- _YOUR GOAL_
Scan the lines below and report each one containing "file" by copying it.

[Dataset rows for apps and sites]
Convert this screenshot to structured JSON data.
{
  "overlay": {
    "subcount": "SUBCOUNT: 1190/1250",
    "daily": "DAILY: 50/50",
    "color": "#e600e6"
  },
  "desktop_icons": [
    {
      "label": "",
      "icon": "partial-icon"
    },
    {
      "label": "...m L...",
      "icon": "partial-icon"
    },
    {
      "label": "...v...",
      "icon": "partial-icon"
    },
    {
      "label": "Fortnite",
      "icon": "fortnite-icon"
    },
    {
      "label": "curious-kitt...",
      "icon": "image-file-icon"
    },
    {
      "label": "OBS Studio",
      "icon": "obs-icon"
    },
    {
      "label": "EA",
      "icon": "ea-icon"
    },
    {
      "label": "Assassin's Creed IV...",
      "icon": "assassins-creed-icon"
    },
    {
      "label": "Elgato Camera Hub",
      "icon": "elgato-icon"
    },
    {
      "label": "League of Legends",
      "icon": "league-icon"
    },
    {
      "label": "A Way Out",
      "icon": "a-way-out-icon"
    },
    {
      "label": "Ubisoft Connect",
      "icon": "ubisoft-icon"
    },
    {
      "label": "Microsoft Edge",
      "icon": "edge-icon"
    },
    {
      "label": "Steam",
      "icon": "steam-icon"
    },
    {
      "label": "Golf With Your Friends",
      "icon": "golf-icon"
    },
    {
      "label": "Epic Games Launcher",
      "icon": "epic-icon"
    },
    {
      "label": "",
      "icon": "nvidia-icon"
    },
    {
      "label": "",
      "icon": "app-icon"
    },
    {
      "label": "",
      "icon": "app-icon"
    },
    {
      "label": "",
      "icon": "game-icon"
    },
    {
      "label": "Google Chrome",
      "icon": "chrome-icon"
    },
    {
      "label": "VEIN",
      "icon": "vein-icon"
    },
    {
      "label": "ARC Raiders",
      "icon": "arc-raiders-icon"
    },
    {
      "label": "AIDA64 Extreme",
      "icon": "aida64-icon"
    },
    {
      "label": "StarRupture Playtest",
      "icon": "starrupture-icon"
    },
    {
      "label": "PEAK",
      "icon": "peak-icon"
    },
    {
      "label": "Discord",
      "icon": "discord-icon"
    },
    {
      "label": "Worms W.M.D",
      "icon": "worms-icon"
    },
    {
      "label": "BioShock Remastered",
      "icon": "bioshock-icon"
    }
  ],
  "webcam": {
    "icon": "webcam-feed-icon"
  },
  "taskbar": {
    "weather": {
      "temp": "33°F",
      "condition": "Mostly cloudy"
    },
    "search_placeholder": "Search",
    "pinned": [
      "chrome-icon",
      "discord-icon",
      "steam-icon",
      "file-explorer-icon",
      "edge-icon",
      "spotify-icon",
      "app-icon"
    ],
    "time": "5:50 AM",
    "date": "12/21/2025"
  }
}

- _EXERCISE RESULT_
      "icon": "image-file-icon"
      "file-explorer-icon",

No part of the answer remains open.